● Data about app and page elements
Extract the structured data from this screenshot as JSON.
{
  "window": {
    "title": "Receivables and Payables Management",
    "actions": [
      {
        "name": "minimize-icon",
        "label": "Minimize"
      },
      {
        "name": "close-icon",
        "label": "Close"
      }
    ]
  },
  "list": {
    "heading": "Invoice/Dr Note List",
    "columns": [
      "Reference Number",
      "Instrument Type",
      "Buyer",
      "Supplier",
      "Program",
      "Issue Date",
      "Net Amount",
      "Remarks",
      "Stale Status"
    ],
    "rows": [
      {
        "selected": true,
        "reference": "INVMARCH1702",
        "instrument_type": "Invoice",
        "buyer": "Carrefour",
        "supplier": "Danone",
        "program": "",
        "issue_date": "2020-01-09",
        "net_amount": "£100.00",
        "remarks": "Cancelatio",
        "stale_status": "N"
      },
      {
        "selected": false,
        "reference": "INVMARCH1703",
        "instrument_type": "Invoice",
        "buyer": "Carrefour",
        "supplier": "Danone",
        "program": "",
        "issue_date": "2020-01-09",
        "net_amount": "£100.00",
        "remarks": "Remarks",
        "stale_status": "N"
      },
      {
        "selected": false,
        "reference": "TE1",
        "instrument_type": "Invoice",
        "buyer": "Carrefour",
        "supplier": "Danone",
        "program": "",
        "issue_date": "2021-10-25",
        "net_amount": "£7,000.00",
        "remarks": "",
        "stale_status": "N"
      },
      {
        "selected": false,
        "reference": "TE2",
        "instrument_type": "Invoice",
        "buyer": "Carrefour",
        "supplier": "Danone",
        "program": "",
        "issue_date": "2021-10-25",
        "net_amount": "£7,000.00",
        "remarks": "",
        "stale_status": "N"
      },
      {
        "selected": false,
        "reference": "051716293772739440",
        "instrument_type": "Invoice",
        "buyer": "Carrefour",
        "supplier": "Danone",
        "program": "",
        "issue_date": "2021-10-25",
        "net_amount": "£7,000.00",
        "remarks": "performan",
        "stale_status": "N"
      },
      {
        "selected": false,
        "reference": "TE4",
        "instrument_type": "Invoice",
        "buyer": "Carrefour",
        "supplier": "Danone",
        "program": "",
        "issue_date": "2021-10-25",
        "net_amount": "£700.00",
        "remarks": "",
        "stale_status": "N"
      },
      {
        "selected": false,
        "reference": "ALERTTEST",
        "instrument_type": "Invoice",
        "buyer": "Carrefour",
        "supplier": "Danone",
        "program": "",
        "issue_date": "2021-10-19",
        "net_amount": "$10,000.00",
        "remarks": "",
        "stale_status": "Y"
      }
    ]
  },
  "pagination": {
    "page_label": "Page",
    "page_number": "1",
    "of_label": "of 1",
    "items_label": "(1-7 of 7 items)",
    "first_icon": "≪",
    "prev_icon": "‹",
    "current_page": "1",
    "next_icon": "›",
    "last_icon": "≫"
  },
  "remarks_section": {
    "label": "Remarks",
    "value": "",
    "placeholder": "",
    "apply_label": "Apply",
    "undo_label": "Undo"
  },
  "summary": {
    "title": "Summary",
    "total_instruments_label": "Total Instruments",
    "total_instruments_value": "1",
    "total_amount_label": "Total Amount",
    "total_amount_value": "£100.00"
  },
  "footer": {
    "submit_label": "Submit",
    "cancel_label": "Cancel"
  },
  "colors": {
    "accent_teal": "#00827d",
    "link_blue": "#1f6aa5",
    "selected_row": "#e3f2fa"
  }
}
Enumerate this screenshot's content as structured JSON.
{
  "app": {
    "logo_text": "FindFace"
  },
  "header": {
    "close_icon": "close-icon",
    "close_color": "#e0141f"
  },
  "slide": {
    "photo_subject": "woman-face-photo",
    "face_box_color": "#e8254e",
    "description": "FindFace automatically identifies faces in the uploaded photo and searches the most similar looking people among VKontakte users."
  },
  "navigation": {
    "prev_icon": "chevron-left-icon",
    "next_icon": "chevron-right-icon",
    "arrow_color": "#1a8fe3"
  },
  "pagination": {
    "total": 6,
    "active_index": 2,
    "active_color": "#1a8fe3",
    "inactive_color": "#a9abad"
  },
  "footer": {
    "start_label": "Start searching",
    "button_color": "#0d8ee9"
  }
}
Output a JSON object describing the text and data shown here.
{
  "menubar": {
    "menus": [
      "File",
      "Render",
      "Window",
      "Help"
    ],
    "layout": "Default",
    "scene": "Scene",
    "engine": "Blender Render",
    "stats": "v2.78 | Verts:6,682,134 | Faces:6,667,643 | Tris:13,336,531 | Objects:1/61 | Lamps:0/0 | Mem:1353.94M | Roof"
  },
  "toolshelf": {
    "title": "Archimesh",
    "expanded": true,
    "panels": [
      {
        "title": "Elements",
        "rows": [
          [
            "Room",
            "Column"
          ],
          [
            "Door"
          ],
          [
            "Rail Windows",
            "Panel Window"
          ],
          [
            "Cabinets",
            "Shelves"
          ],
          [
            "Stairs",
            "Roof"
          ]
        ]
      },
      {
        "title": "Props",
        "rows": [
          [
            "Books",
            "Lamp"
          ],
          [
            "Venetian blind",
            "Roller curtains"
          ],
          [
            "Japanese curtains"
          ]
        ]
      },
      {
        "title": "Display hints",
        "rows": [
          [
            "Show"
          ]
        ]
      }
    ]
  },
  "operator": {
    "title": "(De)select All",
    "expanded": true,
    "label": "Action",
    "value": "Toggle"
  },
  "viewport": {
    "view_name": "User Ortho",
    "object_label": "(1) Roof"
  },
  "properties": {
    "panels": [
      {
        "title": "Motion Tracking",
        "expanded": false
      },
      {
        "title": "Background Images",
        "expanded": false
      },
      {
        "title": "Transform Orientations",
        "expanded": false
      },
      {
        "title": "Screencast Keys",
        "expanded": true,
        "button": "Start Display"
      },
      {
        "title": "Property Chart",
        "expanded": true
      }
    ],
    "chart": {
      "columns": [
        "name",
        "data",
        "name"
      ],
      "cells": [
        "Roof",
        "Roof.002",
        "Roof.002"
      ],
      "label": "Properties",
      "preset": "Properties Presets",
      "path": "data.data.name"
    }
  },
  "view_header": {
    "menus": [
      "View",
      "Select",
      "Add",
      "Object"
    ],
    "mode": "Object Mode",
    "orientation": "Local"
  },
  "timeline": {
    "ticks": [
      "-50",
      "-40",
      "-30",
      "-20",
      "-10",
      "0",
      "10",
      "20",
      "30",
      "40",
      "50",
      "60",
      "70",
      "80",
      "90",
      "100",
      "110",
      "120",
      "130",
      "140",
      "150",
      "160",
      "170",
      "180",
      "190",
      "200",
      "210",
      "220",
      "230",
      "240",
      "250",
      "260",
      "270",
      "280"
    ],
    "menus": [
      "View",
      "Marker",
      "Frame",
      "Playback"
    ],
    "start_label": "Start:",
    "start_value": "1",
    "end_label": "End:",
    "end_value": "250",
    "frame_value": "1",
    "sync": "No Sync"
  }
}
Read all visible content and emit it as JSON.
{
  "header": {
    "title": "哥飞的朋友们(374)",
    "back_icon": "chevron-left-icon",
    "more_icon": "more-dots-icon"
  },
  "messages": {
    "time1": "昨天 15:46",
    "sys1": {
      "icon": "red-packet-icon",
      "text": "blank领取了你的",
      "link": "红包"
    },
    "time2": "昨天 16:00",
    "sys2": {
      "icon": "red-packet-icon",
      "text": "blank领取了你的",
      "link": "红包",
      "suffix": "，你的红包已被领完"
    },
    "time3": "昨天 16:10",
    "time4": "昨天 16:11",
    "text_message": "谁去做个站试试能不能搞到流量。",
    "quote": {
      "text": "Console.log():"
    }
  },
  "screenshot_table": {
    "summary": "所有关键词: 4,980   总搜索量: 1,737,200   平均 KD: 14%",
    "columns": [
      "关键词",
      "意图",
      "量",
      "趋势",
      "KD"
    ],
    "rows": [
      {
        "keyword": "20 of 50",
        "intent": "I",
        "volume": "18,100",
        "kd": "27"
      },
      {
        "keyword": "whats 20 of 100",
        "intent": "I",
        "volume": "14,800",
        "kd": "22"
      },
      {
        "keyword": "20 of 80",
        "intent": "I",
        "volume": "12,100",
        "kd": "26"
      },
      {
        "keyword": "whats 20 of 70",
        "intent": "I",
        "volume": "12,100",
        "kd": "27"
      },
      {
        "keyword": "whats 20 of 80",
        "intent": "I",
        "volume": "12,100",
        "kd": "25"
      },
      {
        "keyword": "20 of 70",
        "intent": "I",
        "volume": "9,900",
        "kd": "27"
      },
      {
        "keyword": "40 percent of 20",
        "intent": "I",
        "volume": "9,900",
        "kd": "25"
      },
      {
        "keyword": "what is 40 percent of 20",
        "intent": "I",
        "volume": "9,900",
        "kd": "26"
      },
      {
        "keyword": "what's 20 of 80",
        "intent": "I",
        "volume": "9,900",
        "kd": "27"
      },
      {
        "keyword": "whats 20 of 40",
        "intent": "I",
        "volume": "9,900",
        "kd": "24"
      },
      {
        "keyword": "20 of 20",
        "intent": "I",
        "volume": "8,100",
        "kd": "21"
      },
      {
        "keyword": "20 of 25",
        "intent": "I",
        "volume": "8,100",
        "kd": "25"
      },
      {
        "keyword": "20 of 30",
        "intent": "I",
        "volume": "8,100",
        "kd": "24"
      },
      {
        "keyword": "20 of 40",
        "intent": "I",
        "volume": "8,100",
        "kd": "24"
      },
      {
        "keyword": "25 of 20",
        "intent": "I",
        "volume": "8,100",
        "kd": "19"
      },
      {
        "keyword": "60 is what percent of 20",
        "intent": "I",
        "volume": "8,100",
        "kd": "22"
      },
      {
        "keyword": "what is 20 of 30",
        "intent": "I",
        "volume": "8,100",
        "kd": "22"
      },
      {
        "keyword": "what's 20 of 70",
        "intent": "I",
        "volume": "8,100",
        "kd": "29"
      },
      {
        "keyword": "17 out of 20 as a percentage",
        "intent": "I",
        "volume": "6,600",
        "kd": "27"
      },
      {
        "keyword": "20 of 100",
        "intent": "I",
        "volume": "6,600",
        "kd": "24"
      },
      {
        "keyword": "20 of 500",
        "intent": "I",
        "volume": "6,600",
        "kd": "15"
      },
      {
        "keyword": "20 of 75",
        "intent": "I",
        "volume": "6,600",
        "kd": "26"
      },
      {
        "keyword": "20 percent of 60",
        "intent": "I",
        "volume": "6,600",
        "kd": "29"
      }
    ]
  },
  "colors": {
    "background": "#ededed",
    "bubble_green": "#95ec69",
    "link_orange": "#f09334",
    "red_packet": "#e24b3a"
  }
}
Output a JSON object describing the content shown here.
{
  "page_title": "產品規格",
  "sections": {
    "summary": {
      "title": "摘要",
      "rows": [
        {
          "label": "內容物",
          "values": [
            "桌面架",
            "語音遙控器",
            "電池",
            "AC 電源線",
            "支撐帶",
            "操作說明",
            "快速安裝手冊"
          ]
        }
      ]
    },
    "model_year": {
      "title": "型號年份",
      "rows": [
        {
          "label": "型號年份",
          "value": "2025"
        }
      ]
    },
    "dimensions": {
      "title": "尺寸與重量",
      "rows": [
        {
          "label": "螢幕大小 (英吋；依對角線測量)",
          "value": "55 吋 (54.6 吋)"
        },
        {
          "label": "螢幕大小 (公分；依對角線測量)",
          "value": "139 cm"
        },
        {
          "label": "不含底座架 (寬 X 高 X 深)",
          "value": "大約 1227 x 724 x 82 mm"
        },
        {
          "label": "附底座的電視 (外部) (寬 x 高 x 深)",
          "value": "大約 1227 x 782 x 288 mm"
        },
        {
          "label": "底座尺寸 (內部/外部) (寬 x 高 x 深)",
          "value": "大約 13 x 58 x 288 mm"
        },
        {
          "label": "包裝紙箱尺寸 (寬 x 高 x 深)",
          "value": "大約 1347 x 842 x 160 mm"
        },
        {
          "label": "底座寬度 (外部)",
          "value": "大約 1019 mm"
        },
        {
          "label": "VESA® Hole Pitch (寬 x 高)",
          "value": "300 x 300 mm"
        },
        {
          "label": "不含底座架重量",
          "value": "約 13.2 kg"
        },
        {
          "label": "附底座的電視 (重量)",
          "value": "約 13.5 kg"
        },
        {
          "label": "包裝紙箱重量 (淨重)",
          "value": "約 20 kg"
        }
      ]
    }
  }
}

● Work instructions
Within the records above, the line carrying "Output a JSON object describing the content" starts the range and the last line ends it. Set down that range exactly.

● Written response
Output a JSON object describing the content shown here.
{
  "page_title": "產品規格",
  "sections": {
    "summary": {
      "title": "摘要",
      "rows": [
        {
          "label": "內容物",
          "values": [
            "桌面架",
            "語音遙控器",
            "電池",
            "AC 電源線",
            "支撐帶",
            "操作說明",
            "快速安裝手冊"
          ]
        }
      ]
    },
    "model_year": {
      "title": "型號年份",
      "rows": [
        {
          "label": "型號年份",
          "value": "2025"
        }
      ]
    },
    "dimensions": {
      "title": "尺寸與重量",
      "rows": [
        {
          "label": "螢幕大小 (英吋；依對角線測量)",
          "value": "55 吋 (54.6 吋)"
        },
        {
          "label": "螢幕大小 (公分；依對角線測量)",
          "value": "139 cm"
        },
        {
          "label": "不含底座架 (寬 X 高 X 深)",
          "value": "大約 1227 x 724 x 82 mm"
        },
        {
          "label": "附底座的電視 (外部) (寬 x 高 x 深)",
          "value": "大約 1227 x 782 x 288 mm"
        },
        {
          "label": "底座尺寸 (內部/外部) (寬 x 高 x 深)",
          "value": "大約 13 x 58 x 288 mm"
        },
        {
          "label": "包裝紙箱尺寸 (寬 x 高 x 深)",
          "value": "大約 1347 x 842 x 160 mm"
        },
        {
          "label": "底座寬度 (外部)",
          "value": "大約 1019 mm"
        },
        {
          "label": "VESA® Hole Pitch (寬 x 高)",
          "value": "300 x 300 mm"
        },
        {
          "label": "不含底座架重量",
          "value": "約 13.2 kg"
        },
        {
          "label": "附底座的電視 (重量)",
          "value": "約 13.5 kg"
        },
        {
          "label": "包裝紙箱重量 (淨重)",
          "value": "約 20 kg"
        }
      ]
    }
  }
}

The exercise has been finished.